The office move was complicated, as it always is. In ways you cannot expect.
You’re tired, but you’re done.
Your first weeks pass along and you begin to find your way to the new office.
You tried some different routes, then left a bit earlier or later, until you think you find the best trade-off.
What about your teammates? Are they happy with the new office? Is it the same as the old office for all of them? There always seems to be farther for a couple of your colleagues. Or busier at the usual time, so they need to adjust the time they leave for work. And sometimes the time to go back home too, as a consequence.
If you’re concerned or even responsible for your team you can do something: you can estimate how happy the team is with the new commute and then compare with the old one.
Of course, this would be better done before the move, but anyway, now’s always the best time to do it.

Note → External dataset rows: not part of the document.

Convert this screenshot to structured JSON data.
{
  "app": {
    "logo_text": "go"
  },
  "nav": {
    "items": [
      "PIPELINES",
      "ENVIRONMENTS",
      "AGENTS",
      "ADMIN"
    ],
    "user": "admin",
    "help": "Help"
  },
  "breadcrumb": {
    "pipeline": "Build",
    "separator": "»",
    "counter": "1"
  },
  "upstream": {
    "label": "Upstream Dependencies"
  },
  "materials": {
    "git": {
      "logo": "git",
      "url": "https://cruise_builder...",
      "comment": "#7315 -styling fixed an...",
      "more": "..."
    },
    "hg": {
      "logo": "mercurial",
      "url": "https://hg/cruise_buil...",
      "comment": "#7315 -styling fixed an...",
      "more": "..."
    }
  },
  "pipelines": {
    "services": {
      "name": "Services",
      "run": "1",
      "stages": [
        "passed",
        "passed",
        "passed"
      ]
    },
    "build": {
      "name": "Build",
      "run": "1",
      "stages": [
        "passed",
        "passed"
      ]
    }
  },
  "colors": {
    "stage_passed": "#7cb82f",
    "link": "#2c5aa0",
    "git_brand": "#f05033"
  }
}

Make a list of your teammates. Work with your manager’s assistant or HR responsible to make the list. Then calculate the best routes each one had for going to and from work, at each one’s usual times of arrival and departure. The duration is important, that’s the first thing to compare. Calculate average, minimum and maximum and total duration.
Then do the routes calculations for the old office.
Compare the two tables. Compare the average, minimum, maximum and totals.
Now you have something to discuss, first with your team, later with management, if needed. This can also show some people which are more impacted than others. Talk to them, and try to improve their commute: car pooling, public transportation are always possible in big cities. Partial Work from home programs are another possible solution for them.
Keep track of the commute scores every 3-6 months, and for new employees. If you did what was possible to be done and the trend stays flat or improves, that’s a success.
1. Calculate team commute avg/min/max/totals
2. Compare numbers between new and old offices
3. Act for the team, then for the most affected people